*DIRECTIONS FOR THIS TASK*. Some lines in the material below hold the word "true". Copy all of them.

*INPUT DATA*.
# # # # # # #
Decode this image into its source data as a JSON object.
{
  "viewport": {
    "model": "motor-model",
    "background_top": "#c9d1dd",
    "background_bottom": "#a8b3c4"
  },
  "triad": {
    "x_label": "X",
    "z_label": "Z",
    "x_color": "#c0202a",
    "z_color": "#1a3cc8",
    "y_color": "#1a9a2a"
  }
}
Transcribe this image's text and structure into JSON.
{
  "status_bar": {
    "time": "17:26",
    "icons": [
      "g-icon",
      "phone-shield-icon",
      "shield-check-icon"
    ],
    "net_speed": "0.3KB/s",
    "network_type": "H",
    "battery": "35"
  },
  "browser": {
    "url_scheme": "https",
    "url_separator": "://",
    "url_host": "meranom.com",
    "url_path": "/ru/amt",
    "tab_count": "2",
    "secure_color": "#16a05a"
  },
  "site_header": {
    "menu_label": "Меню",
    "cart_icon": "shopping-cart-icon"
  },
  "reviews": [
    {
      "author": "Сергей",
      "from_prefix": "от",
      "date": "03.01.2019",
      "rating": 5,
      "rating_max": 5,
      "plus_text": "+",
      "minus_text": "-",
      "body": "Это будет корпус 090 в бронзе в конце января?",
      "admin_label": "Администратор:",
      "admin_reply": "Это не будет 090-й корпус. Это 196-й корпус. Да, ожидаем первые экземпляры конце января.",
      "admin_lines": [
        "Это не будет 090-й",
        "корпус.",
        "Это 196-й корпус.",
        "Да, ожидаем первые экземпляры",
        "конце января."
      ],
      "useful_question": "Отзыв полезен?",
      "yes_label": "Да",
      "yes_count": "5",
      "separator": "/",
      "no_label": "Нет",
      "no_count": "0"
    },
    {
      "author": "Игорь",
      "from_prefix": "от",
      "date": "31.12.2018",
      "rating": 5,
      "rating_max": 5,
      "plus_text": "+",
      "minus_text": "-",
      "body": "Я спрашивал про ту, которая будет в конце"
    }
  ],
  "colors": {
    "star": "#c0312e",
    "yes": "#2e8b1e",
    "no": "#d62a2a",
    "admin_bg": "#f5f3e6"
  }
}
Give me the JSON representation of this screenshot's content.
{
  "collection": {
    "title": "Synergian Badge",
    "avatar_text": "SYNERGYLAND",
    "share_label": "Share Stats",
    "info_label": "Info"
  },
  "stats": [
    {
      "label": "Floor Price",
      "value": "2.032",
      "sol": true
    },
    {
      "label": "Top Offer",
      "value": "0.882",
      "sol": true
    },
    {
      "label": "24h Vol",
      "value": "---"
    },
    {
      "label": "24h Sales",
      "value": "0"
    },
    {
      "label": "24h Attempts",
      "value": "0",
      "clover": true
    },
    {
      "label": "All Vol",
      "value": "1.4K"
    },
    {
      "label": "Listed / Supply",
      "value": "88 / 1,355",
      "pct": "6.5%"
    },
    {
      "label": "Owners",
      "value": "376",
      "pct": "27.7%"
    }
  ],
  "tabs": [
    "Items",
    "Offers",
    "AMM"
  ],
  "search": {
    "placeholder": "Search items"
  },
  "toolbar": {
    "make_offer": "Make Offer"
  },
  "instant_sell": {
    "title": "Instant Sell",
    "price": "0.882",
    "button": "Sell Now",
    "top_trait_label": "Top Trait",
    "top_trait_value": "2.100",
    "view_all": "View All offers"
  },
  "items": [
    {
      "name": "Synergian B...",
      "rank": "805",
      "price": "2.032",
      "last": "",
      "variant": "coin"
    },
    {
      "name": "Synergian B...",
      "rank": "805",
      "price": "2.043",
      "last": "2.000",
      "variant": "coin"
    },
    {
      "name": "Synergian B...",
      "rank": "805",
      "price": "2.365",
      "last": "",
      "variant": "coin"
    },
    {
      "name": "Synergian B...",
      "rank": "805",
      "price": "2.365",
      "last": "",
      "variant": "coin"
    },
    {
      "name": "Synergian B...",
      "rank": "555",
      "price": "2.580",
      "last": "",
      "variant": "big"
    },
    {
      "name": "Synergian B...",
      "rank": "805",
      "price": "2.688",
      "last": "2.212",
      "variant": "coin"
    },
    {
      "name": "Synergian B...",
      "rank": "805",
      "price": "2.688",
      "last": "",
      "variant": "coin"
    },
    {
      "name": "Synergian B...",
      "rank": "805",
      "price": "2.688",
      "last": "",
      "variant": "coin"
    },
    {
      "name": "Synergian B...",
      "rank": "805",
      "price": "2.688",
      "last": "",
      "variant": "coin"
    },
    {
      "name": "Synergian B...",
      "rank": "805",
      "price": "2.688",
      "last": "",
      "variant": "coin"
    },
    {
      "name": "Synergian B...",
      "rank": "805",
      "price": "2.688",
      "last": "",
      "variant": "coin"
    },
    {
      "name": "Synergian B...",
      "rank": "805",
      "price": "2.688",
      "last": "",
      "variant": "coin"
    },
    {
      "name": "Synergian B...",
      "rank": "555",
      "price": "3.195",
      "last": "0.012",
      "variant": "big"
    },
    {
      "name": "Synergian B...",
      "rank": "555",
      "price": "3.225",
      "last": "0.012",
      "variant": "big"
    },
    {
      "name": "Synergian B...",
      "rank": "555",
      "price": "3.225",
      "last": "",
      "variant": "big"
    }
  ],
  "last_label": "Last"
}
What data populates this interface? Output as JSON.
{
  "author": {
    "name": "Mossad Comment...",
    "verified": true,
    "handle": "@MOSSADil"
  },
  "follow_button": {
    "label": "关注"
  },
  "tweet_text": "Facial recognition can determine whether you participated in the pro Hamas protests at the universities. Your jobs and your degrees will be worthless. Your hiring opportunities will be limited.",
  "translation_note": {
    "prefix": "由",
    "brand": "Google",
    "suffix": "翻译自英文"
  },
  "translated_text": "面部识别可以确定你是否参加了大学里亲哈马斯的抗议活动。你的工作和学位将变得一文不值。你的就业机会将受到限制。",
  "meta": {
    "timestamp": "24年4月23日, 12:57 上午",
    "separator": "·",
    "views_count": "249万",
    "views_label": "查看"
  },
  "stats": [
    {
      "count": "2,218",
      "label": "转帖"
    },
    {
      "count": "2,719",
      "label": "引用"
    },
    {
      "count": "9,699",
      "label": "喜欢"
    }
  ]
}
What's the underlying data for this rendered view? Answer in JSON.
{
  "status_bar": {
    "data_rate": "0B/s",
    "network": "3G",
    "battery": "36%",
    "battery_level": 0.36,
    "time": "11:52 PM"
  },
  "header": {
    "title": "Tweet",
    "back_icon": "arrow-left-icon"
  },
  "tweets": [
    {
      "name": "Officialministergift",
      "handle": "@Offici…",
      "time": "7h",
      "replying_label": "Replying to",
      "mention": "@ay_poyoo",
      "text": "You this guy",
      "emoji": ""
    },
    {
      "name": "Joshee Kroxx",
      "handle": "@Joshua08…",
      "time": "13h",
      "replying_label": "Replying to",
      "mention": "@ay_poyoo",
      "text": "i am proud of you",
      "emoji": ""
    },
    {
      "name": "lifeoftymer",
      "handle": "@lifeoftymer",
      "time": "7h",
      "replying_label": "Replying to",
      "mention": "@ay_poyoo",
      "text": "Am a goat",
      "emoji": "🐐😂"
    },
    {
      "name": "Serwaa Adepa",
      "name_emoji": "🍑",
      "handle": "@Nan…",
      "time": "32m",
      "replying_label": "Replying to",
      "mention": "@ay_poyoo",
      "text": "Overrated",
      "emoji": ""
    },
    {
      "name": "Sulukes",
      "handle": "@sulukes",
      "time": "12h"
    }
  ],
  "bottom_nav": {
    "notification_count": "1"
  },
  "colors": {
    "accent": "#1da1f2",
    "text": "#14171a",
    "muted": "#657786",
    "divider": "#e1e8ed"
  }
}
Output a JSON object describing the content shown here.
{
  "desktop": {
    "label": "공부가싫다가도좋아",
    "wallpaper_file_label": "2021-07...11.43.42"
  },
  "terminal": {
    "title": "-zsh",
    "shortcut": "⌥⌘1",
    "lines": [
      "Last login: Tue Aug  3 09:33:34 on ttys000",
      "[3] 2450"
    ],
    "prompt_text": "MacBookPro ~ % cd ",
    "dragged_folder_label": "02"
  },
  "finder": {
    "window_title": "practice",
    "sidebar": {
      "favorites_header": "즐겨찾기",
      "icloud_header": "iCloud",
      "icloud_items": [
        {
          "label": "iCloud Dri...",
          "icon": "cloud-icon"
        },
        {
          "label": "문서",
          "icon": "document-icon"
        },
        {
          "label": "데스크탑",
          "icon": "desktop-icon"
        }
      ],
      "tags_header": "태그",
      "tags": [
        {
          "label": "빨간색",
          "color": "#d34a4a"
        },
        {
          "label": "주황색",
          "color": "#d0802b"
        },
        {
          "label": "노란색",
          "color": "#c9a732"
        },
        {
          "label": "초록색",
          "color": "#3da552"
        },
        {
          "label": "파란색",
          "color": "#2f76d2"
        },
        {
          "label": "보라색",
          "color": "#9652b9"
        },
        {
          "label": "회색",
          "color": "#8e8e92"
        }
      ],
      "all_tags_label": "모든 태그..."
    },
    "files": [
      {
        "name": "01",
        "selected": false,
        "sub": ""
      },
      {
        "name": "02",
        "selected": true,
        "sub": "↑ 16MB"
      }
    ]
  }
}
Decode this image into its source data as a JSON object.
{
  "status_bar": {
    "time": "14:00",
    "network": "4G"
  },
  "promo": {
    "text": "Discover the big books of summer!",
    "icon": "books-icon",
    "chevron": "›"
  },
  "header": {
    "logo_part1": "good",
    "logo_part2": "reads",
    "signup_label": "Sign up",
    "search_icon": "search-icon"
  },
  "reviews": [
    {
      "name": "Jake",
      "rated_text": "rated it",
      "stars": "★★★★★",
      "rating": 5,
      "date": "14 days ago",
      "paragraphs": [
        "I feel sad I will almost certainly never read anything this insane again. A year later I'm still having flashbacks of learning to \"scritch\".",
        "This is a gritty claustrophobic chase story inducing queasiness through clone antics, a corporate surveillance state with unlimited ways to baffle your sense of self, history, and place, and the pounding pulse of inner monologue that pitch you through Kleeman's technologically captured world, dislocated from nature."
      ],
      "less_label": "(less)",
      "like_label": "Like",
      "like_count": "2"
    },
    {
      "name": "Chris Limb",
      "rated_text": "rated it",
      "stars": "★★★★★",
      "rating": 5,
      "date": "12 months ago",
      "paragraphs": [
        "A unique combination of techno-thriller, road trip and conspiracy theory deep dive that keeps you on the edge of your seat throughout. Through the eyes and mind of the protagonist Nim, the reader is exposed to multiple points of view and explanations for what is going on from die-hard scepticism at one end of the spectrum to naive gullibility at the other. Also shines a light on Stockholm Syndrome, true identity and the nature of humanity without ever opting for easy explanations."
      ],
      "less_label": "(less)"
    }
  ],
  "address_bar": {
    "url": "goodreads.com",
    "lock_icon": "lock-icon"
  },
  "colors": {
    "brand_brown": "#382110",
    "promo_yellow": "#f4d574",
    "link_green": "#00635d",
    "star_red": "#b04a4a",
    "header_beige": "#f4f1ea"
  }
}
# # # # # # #
*RESULT*.
      "sol": true
      "sol": true
      "clover": true
    "verified": true,
        "selected": true,
        "A unique combination of techno-thriller, road trip and conspiracy theory deep dive that keeps you on the edge of your seat throughout. Through the eyes and mind of the protagonist Nim, the reader is exposed to multiple points of view and explanations for what is going on from die-hard scepticism at one end of the spectrum to naive gullibility at the other. Also shines a light on Stockholm Syndrome, true identity and the nature of humanity without ever opting for easy explanations."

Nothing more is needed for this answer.